■ Your instructions
Could you write out the records below exactly as they appear, leaving out any pictures?

■ Material provided

▬▬▬

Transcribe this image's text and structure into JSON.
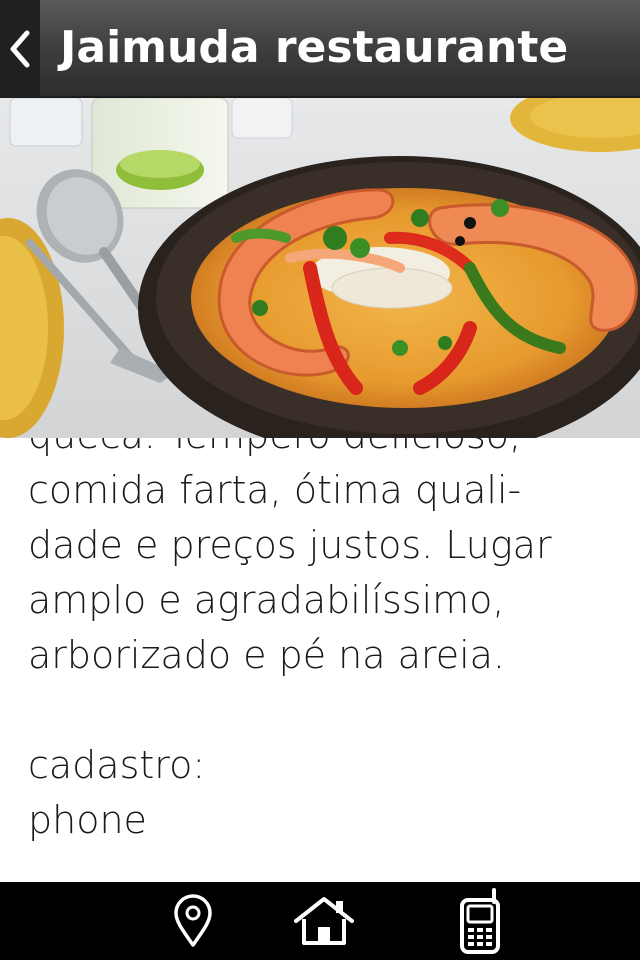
{
  "header": {
    "title": "Jaimuda restaurante",
    "back_icon": "chevron-left-icon"
  },
  "review": {
    "partial_line": "queca. Tempero delicioso,",
    "lines": [
      "comida farta, ótima quali-",
      "dade e preços justos. Lugar",
      "amplo e agradabilíssimo,",
      "arborizado e pé na areia."
    ]
  },
  "info": {
    "cadastro_label": "cadastro:",
    "phone_label": "phone"
  },
  "bottom_nav": {
    "icons": [
      "map-pin-icon",
      "home-icon",
      "phone-icon"
    ]
  },
  "colors": {
    "header": "#3c3c3c",
    "bottom_bar": "#000000",
    "text": "#1a1a1a"
  }
}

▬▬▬

■ Your response
Transcribe this image's text and structure into JSON.
{
  "header": {
    "title": "Jaimuda restaurante",
    "back_icon": "chevron-left-icon"
  },
  "review": {
    "partial_line": "queca. Tempero delicioso,",
    "lines": [
      "comida farta, ótima quali-",
      "dade e preços justos. Lugar",
      "amplo e agradabilíssimo,",
      "arborizado e pé na areia."
    ]
  },
  "info": {
    "cadastro_label": "cadastro:",
    "phone_label": "phone"
  },
  "bottom_nav": {
    "icons": [
      "map-pin-icon",
      "home-icon",
      "phone-icon"
    ]
  },
  "colors": {
    "header": "#3c3c3c",
    "bottom_bar": "#000000",
    "text": "#1a1a1a"
  }
}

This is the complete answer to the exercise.